By Candace Hewitt, This Week in the Pentagon Producer
It’s been more than a week since the death of the world’s most wanted terrorist. And although life goes on as usual for most of us, collectively, as a country the capture and killing of Osama bin Laden is truly remarkable. As details of the military and intelligence operation continue to unfold, it can only be described as amazing. It was the culmination of so much hard work done by so many, with so much determination – to find the man known as the face of terror.
September 11, 2001 is a day that I, like most, will never forget. I remember getting ready to walk out the door for work and hearing on television that two planes had just crashed in New York, into the Twin Towers. As I stood in disbelief watching what had just happened, I kept thinking it had to be an accident. Who would do this? It was evil. By the time I made it into work and learned of a third plane crashing into the Pentagon, and another plane to the ground in Shanksville, Pennsylvania – it was obvious the United States of America had been attacked.
Less than 48 hours later, I was granted permission to interview a survivor from the Pentagon for the national news organization I worked for at the time. When I showed up at the hospital, the nurses told me the woman had suffered burns on nearly 60% of her body. As I was being escorted to her room, I could smell the burning flesh. There was a room full of people around her, along with plenty of cards and flowers. I sat down in a chair beside her bed as she slowly began telling me about that day at work. Painstakingly, she spoke. The smoke and fumes from the fire had scorched her lungs. September 11, 2001 had been her second day of work, at her new job at the Pentagon. She had just been relocated to the Pentagon from another duty-station out West. That morning she was in a meeting with 30 or so people when the plane struck. She and a co-worker were thrown back by the explosion – they were the only survivors from that meeting. Each of them, she said, crawled over and under debris on their hands and knees, in the pitch black, looking for a way out. She said they kept clapping their hands, hoping someone would hear, and know they were alive. Someone eventually did hear their claps, and would help get them get to a window. That’s when she said they jumped to safety, into the arms of a Marine, there to help with the rescue.

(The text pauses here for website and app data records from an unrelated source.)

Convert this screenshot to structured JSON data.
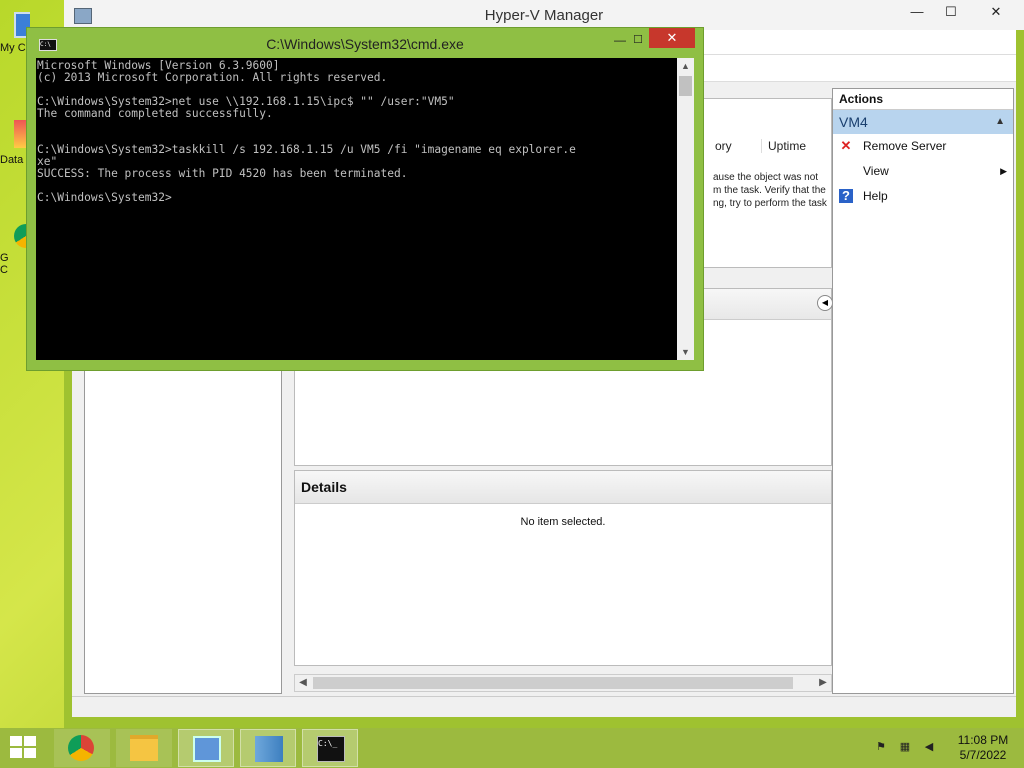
{
  "desktop": {
    "icons": [
      {
        "label": "My Co"
      },
      {
        "label": "Data"
      },
      {
        "label": "G\nC"
      }
    ]
  },
  "hyperv": {
    "title": "Hyper-V Manager",
    "controls": {
      "minimize": "—",
      "maximize": "☐",
      "close": "✕"
    },
    "vm_columns": {
      "memory": "ory",
      "uptime": "Uptime"
    },
    "vm_message": "ause the object was not\nm the task. Verify that the\nng, try to perform the task",
    "details": {
      "title": "Details",
      "empty_text": "No item selected."
    },
    "actions": {
      "header": "Actions",
      "group": "VM4",
      "items": [
        {
          "label": "Remove Server",
          "icon": "remove-icon"
        },
        {
          "label": "View",
          "icon": "view-icon",
          "has_submenu": true
        },
        {
          "label": "Help",
          "icon": "help-icon"
        }
      ]
    }
  },
  "cmd": {
    "title": "C:\\Windows\\System32\\cmd.exe",
    "controls": {
      "minimize": "—",
      "maximize": "☐",
      "close": "✕"
    },
    "console_text": "Microsoft Windows [Version 6.3.9600]\n(c) 2013 Microsoft Corporation. All rights reserved.\n\nC:\\Windows\\System32>net use \\\\192.168.1.15\\ipc$ \"\" /user:\"VM5\"\nThe command completed successfully.\n\n\nC:\\Windows\\System32>taskkill /s 192.168.1.15 /u VM5 /fi \"imagename eq explorer.e\nxe\"\nSUCCESS: The process with PID 4520 has been terminated.\n\nC:\\Windows\\System32>"
  },
  "taskbar": {
    "buttons": [
      "chrome",
      "file-explorer",
      "control-panel",
      "hyper-v-manager",
      "command-prompt"
    ],
    "clock": {
      "time": "11:08 PM",
      "date": "5/7/2022"
    }
  },
  "colors": {
    "accent": "#9fc230",
    "close": "#c7372c",
    "selection": "#b8d4ee"
  }
}
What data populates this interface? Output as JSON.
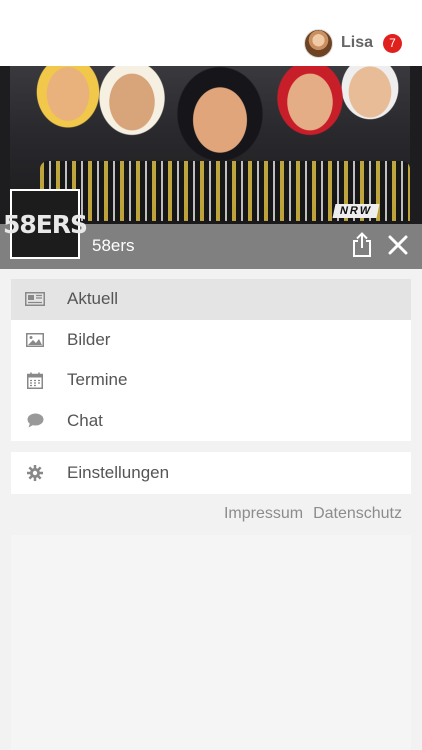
{
  "header": {
    "user_name": "Lisa",
    "notification_count": "7",
    "badge_color": "#e0201d"
  },
  "banner": {
    "logo_text": "58ERS",
    "club_name": "58ers",
    "photo_text": "NRW",
    "share_icon": "share-icon",
    "close_icon": "close-icon"
  },
  "menu": {
    "items": [
      {
        "label": "Aktuell",
        "icon": "newspaper-icon",
        "active": true
      },
      {
        "label": "Bilder",
        "icon": "image-icon",
        "active": false
      },
      {
        "label": "Termine",
        "icon": "calendar-icon",
        "active": false
      },
      {
        "label": "Chat",
        "icon": "chat-bubble-icon",
        "active": false
      }
    ],
    "settings": {
      "label": "Einstellungen",
      "icon": "gear-icon"
    }
  },
  "footer": {
    "impressum": "Impressum",
    "datenschutz": "Datenschutz"
  }
}
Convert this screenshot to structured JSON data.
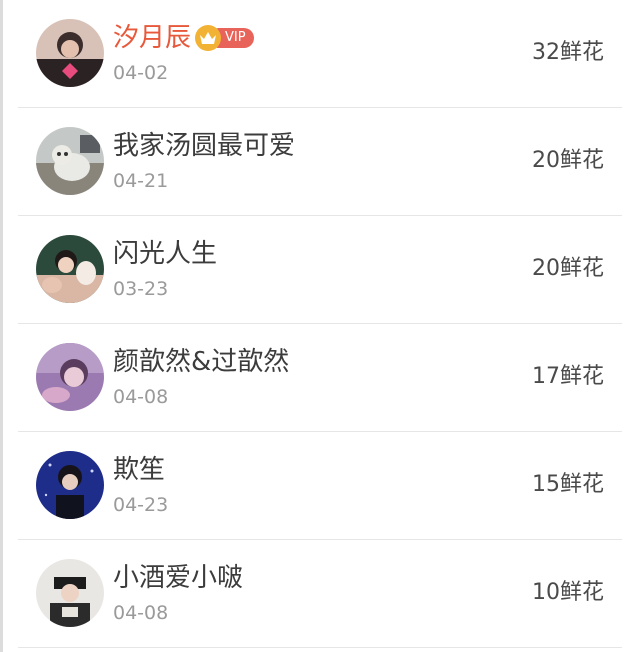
{
  "vip": {
    "badge_text": "VIP",
    "crown_icon": "crown-icon",
    "name_color": "#e8593b"
  },
  "rows": [
    {
      "name": "汐月辰",
      "date": "04-02",
      "flowers": "32鲜花",
      "is_vip": true
    },
    {
      "name": "我家汤圆最可爱",
      "date": "04-21",
      "flowers": "20鲜花",
      "is_vip": false
    },
    {
      "name": "闪光人生",
      "date": "03-23",
      "flowers": "20鲜花",
      "is_vip": false
    },
    {
      "name": "颜歆然&过歆然",
      "date": "04-08",
      "flowers": "17鲜花",
      "is_vip": false
    },
    {
      "name": "欺笙",
      "date": "04-23",
      "flowers": "15鲜花",
      "is_vip": false
    },
    {
      "name": "小酒爱小啵",
      "date": "04-08",
      "flowers": "10鲜花",
      "is_vip": false
    }
  ]
}
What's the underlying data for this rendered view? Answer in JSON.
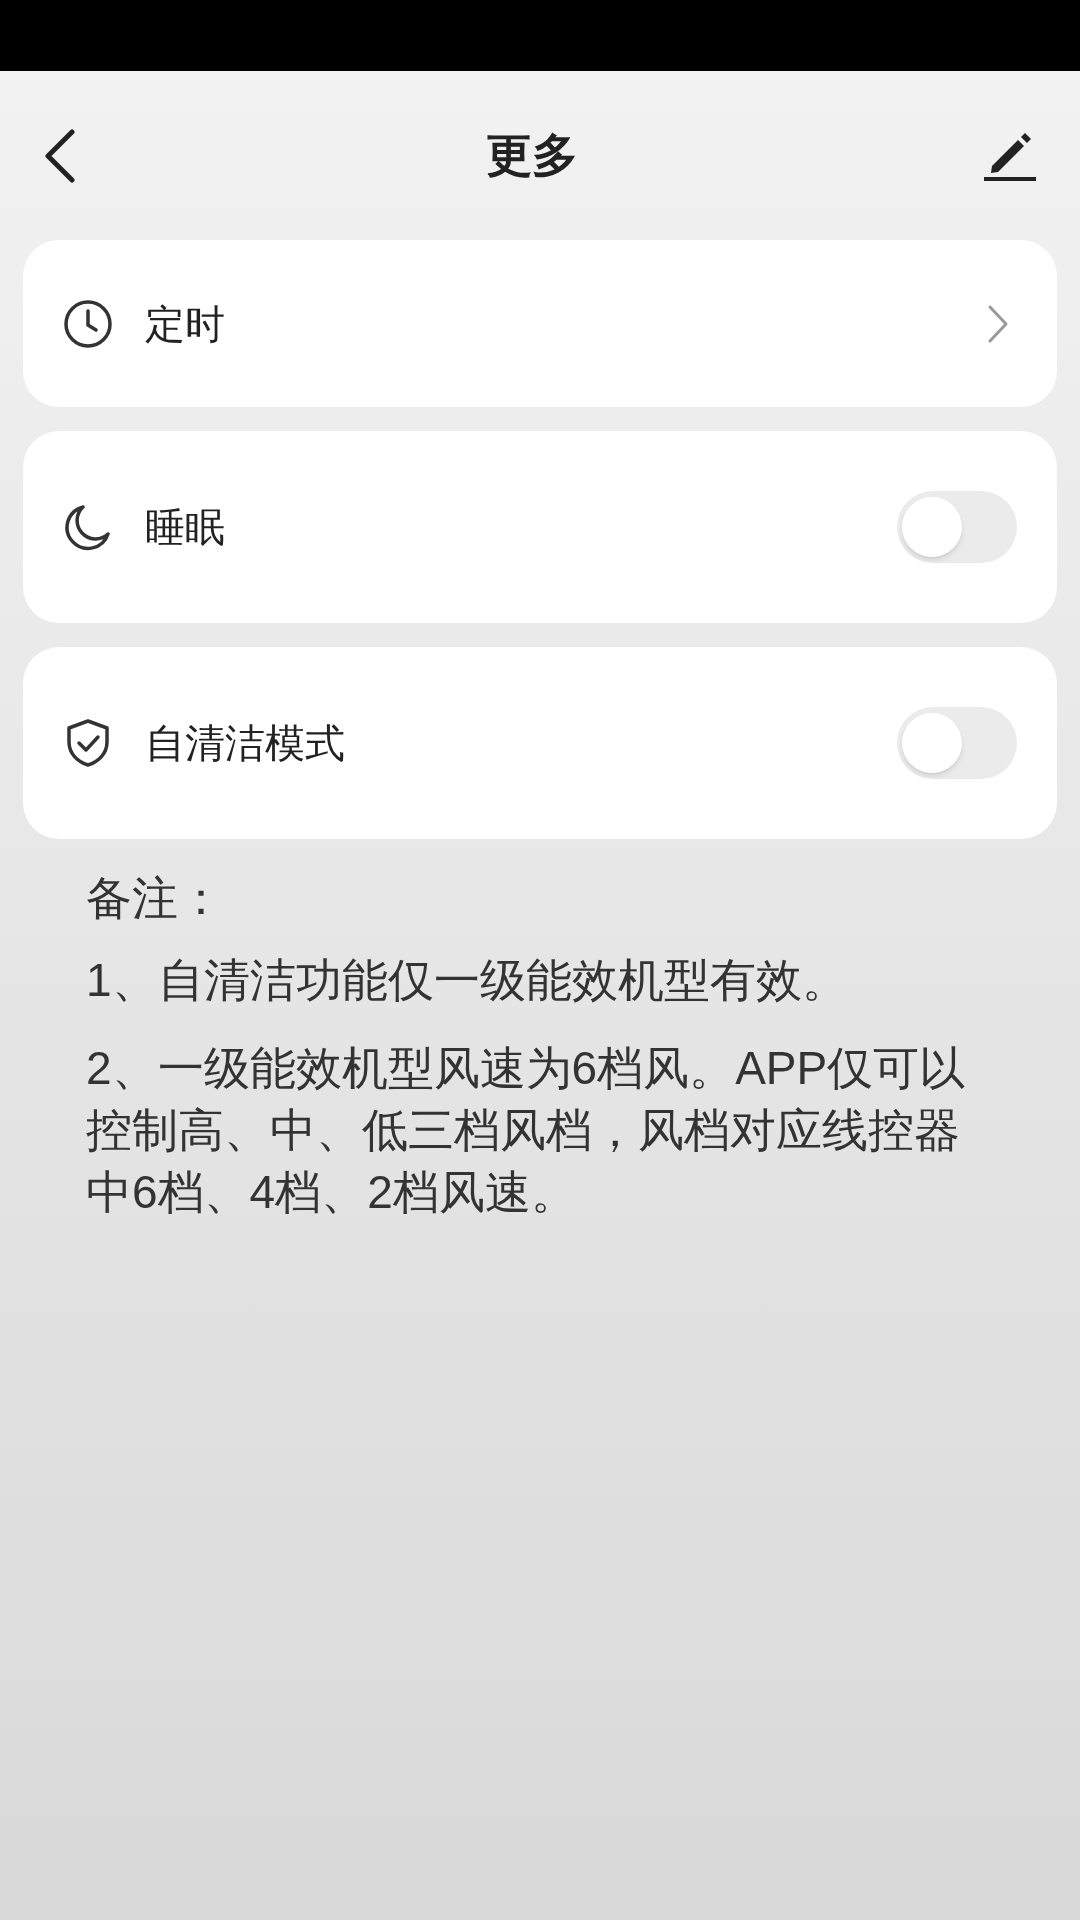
{
  "header": {
    "title": "更多"
  },
  "items": [
    {
      "kind": "link",
      "label": "定时"
    },
    {
      "kind": "toggle",
      "label": "睡眠",
      "on": false
    },
    {
      "kind": "toggle",
      "label": "自清洁模式",
      "on": false
    }
  ],
  "notes": {
    "heading": "备注：",
    "lines": [
      "1、自清洁功能仅一级能效机型有效。",
      "2、一级能效机型风速为6档风。APP仅可以控制高、中、低三档风档，风档对应线控器中6档、4档、2档风速。"
    ]
  }
}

Months later after the woman began to heal from her injuries – she appeared on the Oprah Winfrey Show where she retold that same story of survival. She was so thankful to be alive. With the death of Osama bin Laden I hope I never have to sit through the telling of a story like that again. A story of the pain, and the suffering, caused by a terrorist attack.